Glazer family on borrowed time with their borrowed money...but be careful what you wish for Man United fans
Ian Hart: In a bizarre way I felt a degree of satisfaction on Sunday afternoon at the postponement of Manchester United vs Liverpool
It was in the same way 25 years ago when the Brighton/York City game was abandoned after 13 minutes due to a mass pitch invasion by disgruntled Albion fans.
Back then, in April 1996, I was interviewed by John Lees on BBC Radio Sussex about 20 minutes before the game started. The buzz around the Goldstone that afternoon was that something was going to happen, I knew this when Leesy thrust his microphone under my nose.

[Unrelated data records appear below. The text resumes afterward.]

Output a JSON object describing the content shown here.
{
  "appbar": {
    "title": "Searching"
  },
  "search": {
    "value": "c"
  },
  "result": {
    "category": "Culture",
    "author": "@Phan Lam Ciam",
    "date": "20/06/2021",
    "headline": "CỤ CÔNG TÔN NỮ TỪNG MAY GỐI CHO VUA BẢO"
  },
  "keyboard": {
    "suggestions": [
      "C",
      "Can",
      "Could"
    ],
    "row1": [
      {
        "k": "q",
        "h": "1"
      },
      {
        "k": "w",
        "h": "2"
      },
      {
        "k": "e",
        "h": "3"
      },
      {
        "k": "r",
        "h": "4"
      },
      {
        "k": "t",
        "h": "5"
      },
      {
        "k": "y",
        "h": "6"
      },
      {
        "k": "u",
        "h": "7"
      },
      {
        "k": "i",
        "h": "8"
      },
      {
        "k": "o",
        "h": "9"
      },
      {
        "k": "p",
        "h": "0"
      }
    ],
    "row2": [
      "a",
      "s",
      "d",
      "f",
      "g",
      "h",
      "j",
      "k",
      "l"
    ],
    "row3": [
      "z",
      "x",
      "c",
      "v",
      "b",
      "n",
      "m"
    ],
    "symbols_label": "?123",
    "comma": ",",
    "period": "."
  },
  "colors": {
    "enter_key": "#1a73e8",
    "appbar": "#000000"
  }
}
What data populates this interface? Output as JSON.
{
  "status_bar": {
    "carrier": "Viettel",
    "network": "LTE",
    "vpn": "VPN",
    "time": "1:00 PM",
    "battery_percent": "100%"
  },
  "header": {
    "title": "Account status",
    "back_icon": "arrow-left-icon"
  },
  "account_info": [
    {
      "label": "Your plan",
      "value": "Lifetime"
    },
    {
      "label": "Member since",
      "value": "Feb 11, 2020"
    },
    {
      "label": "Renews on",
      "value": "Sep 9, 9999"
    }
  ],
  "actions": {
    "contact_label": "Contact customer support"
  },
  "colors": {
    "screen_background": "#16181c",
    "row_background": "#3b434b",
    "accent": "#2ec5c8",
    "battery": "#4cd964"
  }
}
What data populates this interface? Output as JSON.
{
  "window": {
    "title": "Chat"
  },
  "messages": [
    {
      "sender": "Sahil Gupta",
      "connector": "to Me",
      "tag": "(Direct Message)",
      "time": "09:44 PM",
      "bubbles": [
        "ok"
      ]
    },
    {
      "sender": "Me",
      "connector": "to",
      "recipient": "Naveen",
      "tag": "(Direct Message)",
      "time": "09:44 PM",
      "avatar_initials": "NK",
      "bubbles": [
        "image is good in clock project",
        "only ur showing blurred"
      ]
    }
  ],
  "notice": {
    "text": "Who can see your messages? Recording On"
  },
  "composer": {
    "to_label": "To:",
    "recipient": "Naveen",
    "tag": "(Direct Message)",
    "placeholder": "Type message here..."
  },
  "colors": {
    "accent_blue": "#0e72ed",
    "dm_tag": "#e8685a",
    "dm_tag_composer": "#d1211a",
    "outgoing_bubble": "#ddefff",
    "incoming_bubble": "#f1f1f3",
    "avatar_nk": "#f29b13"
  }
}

But clearly I couldn’t say anything to implicate myself or my co conspirators given what was going to develop within the next half hour or so. Although I did end the interview with the soundbite, “Football is a huge part of a lot of people’s lives, when you start interfering with people’s lives you have to be prepared to take the consequences.”
As with the York game, Sunday’s protest was clearly premeditated, especially in light of a satellite protest at the team hotels, stopping either club travelling to Old Trafford.
Having been sued for my opinions in this column previously by the enigmatic Ken Bates, I will choose my words very carefully but having seen my own club fall foul of boardroom skullduggery, there are still many question marks over how the Glazers raised the funds to purchase arguably one of the biggest clubs in the world.
But buy they did, and with blessing of the Premier League...along with all the other foreign owners at the high end of our game.
And this is the whole crux of the matter. Talk of the "big six" returning to domestic ownership, let alone fan backed stake holding, could have come from the pen of Hans Christian Anderson.
For example, regardless of what the Glazers paid for United, the club is valued at £3billion, talk of a 40 per cent fans stake would currently be valued at £1.2 billion, however many fans United have got, that’s not the kind of money you find down the back of the sofa.
Back in the late 80s, the late Greg Stanley was lauded as the saviour of the Albion and look how that ended.
So for all the "Dirty Half Dozen" supporters who’ve welcomed the various foreign sugar daddies down the years, it really has now turned into a “be careful what you wish for scenario.”